## Extracted data

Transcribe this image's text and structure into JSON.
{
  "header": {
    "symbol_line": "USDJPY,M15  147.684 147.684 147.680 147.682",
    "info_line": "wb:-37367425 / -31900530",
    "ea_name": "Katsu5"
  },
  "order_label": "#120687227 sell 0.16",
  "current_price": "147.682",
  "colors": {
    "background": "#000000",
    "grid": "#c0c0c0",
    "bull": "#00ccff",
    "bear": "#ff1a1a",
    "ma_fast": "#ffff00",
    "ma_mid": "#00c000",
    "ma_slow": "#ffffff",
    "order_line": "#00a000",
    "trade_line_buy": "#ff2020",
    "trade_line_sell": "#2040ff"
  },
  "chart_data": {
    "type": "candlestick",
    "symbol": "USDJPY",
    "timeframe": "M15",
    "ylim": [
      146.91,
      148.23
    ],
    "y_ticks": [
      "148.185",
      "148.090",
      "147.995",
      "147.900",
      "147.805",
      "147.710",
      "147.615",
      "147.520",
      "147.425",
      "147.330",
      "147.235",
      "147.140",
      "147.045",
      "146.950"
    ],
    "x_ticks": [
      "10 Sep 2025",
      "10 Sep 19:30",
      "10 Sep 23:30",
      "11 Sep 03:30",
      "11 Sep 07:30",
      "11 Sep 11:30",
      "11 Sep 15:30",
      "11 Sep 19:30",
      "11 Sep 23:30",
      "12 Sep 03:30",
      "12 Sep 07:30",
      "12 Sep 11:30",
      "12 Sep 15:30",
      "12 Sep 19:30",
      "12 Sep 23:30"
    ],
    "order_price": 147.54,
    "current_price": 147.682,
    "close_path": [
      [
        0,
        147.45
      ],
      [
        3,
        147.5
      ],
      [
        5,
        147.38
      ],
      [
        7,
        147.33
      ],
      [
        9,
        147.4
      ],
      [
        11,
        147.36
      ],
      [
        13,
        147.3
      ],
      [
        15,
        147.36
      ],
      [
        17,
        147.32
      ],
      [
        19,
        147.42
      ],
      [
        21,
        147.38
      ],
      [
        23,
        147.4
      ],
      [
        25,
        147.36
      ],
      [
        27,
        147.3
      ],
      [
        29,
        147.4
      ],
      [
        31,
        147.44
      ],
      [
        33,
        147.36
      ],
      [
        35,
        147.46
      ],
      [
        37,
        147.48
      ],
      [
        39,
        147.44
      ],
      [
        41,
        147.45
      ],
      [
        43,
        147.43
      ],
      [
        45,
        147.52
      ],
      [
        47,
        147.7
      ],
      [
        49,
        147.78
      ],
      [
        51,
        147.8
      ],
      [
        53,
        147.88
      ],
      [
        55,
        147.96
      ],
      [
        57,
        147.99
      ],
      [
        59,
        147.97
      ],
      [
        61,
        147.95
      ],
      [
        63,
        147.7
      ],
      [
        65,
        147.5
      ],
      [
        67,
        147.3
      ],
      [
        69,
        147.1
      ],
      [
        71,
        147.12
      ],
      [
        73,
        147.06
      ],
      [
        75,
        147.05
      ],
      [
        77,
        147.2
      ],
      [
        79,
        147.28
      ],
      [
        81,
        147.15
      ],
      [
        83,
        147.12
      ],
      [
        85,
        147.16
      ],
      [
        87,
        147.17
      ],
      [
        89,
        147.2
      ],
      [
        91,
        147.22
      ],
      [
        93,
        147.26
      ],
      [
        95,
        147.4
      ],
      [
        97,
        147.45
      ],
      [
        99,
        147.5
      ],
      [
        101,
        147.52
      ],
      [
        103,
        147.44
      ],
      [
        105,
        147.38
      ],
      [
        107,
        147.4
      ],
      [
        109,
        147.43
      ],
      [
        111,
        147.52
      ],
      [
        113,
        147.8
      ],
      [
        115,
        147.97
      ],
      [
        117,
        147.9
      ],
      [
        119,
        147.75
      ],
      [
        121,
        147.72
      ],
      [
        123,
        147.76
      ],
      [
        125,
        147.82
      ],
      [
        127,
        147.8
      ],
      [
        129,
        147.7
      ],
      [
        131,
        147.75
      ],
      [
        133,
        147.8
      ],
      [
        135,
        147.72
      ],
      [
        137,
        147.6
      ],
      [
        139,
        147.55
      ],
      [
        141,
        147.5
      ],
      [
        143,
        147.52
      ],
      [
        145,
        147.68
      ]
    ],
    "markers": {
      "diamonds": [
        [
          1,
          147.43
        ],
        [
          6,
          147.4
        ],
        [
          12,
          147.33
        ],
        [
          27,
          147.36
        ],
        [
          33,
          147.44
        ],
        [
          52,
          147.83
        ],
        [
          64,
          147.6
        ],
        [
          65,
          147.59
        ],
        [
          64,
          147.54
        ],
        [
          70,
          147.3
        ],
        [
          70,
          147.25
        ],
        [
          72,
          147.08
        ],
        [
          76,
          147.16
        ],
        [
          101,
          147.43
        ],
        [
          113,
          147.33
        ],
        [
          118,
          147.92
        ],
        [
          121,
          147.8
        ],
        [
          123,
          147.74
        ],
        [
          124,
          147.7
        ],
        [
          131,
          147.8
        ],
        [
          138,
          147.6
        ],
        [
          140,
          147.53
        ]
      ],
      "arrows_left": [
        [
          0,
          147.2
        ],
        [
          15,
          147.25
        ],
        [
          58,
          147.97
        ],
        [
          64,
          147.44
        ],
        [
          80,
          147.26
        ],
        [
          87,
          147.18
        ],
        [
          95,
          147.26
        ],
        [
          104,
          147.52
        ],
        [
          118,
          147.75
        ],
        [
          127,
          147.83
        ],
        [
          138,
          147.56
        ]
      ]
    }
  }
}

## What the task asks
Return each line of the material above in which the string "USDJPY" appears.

## Answer to this task
    "symbol_line": "USDJPY,M15  147.684 147.684 147.680 147.682",
    "symbol": "USDJPY",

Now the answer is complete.